The Federal Deposit Insurance Corporation (FDIC) reports a record withdrawal of $472 billion from American bank accounts in the first quarter of this year, largely from uninsured deposits, as money market funds hit a record high of $5.6 trillion.
The Federal Deposit Insurance Corporation (FDIC) has reported that American depositors are withdrawing their funds at a rate unseen in nearly four decades.
The FDIC's latest quarterly findings show that during the first quarter of this year, customers withdrew a total of $472 billion from their accounts, breaking a record that has stood for 39 years.
"This is the largest drop in total deposits we've seen since we started collecting data in 1984. This is also the fourth quarter in a row where we've seen a decrease in total deposits," the report notes.
Uninsured deposits were the main source of this decline, according to the FDIC, as people sought to safeguard assets exceeding the $250,000 FDIC insurance limit.

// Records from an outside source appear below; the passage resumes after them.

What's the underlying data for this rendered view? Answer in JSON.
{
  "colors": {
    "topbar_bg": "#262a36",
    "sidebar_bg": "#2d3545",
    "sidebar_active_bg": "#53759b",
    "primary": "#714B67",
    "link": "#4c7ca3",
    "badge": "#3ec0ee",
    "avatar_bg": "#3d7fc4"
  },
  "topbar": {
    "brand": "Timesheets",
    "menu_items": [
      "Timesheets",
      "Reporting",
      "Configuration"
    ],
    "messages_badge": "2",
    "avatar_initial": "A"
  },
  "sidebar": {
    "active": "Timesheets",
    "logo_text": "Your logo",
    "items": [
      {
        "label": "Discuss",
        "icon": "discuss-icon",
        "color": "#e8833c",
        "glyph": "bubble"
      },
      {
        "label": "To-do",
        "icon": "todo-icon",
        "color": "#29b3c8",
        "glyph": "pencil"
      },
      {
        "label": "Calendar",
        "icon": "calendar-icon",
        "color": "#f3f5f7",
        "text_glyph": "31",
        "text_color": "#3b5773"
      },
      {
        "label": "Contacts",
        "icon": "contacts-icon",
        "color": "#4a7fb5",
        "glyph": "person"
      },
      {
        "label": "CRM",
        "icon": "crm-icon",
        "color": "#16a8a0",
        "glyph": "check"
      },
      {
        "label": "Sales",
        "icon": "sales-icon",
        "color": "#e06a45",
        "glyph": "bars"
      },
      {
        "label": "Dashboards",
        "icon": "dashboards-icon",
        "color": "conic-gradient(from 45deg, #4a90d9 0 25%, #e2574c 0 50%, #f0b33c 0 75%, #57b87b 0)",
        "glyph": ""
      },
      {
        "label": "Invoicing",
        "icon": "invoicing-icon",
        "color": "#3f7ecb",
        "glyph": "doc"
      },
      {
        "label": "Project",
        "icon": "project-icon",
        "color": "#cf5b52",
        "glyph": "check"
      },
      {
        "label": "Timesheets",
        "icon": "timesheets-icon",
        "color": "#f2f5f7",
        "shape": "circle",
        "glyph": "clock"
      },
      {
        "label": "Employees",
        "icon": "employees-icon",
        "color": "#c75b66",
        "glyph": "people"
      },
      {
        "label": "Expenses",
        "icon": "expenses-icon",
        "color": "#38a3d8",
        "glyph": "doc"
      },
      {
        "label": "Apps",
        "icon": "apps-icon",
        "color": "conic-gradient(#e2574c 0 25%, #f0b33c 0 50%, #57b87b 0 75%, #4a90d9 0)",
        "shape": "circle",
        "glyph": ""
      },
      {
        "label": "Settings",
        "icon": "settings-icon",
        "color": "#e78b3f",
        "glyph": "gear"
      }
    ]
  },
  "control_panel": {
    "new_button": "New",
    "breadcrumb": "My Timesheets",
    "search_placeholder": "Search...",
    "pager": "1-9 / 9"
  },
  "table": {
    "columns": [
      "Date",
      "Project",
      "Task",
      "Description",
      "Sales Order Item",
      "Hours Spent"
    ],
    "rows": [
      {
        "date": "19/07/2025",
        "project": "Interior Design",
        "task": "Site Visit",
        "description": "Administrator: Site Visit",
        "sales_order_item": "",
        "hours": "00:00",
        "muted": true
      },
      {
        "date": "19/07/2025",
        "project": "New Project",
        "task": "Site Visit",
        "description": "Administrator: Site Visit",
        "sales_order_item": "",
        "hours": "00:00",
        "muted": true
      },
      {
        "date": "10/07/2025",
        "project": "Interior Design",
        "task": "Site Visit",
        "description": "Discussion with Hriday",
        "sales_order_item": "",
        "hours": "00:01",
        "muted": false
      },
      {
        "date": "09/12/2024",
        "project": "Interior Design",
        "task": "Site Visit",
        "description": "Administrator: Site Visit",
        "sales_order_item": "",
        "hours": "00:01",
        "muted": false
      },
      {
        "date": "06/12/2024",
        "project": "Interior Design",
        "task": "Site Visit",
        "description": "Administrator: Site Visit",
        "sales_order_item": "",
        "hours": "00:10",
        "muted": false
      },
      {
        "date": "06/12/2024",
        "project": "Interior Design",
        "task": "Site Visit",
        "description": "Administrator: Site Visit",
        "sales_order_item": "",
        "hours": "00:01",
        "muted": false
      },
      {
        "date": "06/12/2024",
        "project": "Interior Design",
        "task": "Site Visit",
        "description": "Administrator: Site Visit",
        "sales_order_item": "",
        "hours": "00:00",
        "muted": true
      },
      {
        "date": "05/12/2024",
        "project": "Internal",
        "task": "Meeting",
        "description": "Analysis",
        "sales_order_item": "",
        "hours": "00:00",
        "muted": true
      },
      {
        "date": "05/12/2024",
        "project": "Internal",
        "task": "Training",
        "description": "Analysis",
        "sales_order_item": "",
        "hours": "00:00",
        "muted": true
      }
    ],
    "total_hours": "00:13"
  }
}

This is reflected in the fact that the volume of insured deposits held by banks increased during the quarter, indicating a diversification of risk.

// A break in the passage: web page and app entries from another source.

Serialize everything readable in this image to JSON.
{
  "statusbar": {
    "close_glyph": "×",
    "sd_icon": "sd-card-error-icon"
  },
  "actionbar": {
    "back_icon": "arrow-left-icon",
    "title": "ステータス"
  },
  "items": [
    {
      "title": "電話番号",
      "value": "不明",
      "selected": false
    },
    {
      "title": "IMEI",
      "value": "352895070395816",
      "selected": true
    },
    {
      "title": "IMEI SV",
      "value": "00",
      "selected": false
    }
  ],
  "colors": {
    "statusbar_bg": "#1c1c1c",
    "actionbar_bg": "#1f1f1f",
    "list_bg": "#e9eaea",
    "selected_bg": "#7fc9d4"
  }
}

The large-scale departure of funds from banks comes on the back of the collapse of Signature Bank, Silicon Valley Bank, and First Republic, largely due to the Federal Reserve's significant increases in interest rates.
With the decline in bank deposits, money market funds have seen substantial weekly cash inflows. As the first quarter ended, assets held by money market mutual funds rose to a record $5.6 trillion, according to Crane data.